Friday, June 17, 2011
Violet had insisted that she must be allowed to do the flowers in peace before they started out on their long drive to town and to the mountains the next morning. And now she was standing before the piles of snapdragons, their heads heavy with rain, before the few tall spires of larkspur she had been able to save, and the careful faces of the zinnias (rain did not crumple them!) spread out on damp newspapers, covering almost the whole of the table in the study. At her feet she threw the withered stalks from the bunch which had stood there gradually disintegrating for the last two days. Sometimes the fugitive nature of this work into which she put so much thought and care depressed Violet. This was one of those days. They fade so fast, she was thinking. But what a rest it was to be arranging these passive stalks and stems, what a refuge from life with people who never stay put, who developed resentments and jealousies, or began to make demands just when one thought everything was settled.
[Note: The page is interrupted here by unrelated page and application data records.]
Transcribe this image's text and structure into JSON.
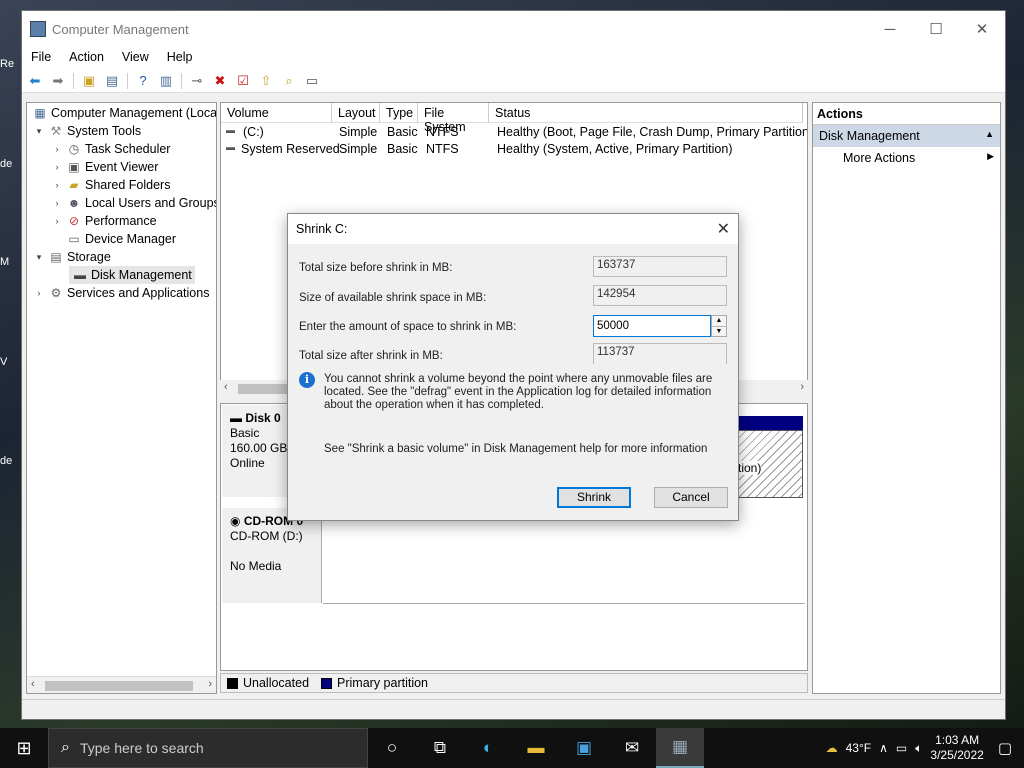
{
  "window": {
    "title": "Computer Management",
    "minimize": "─",
    "maximize": "☐",
    "close": "✕"
  },
  "menu": [
    "File",
    "Action",
    "View",
    "Help"
  ],
  "desktop_icons": [
    "Re",
    "de",
    "M",
    "V",
    "de"
  ],
  "tree": {
    "root": "Computer Management (Local",
    "system_tools": "System Tools",
    "task_scheduler": "Task Scheduler",
    "event_viewer": "Event Viewer",
    "shared_folders": "Shared Folders",
    "local_users": "Local Users and Groups",
    "performance": "Performance",
    "device_manager": "Device Manager",
    "storage": "Storage",
    "disk_management": "Disk Management",
    "services": "Services and Applications"
  },
  "volume_list": {
    "headers": [
      "Volume",
      "Layout",
      "Type",
      "File System",
      "Status"
    ],
    "rows": [
      [
        "(C:)",
        "Simple",
        "Basic",
        "NTFS",
        "Healthy (Boot, Page File, Crash Dump, Primary Partition)"
      ],
      [
        "System Reserved",
        "Simple",
        "Basic",
        "NTFS",
        "Healthy (System, Active, Primary Partition)"
      ]
    ]
  },
  "disks": {
    "disk0": {
      "name": "Disk 0",
      "type": "Basic",
      "size": "160.00 GB",
      "state": "Online",
      "partition_fragment": "tion)"
    },
    "cdrom0": {
      "name": "CD-ROM 0",
      "drive": "CD-ROM (D:)",
      "media": "No Media"
    }
  },
  "legend": {
    "unallocated": "Unallocated",
    "primary": "Primary partition"
  },
  "actions": {
    "title": "Actions",
    "section": "Disk Management",
    "more": "More Actions"
  },
  "dialog": {
    "title": "Shrink C:",
    "total_before_label": "Total size before shrink in MB:",
    "total_before_value": "163737",
    "available_label": "Size of available shrink space in MB:",
    "available_value": "142954",
    "amount_label": "Enter the amount of space to shrink in MB:",
    "amount_value": "50000",
    "total_after_label": "Total size after shrink in MB:",
    "total_after_value": "113737",
    "info": "You cannot shrink a volume beyond the point where any unmovable files are located. See the \"defrag\" event in the Application log for detailed information about the operation when it has completed.",
    "help": "See \"Shrink a basic volume\" in Disk Management help for more information",
    "shrink_label": "Shrink",
    "cancel_label": "Cancel"
  },
  "taskbar": {
    "search_placeholder": "Type here to search",
    "temperature": "43°F",
    "time": "1:03 AM",
    "date": "3/25/2022"
  },
  "colors": {
    "unallocated": "#000000",
    "primary_partition": "#000080",
    "accent": "#0078d7"
  }
}
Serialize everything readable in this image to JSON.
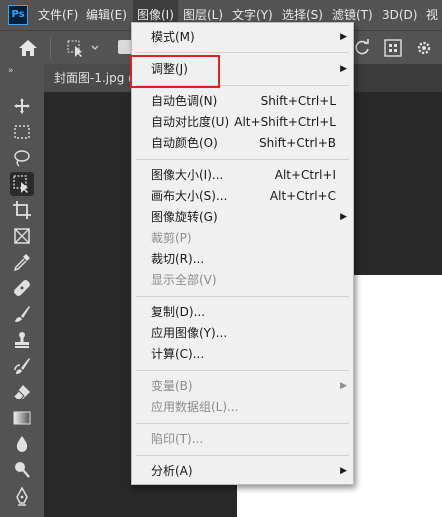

May Sarton's "A Shower of Summer Days"
Coucou, I'm back after several weeks of adventure. To sum it up quickly, for the past three weeks I've been caring for large bands of children and trying to organize French people into a collective endeavour to start a public French immersion school. I'm happy to report that so far my efforts have been successful (although people never stay put!). And at one point, the highlight perhaps, there was even a pony.
Like Violet in Sarton's novel, I am ready to sit quietly and build my bouquet.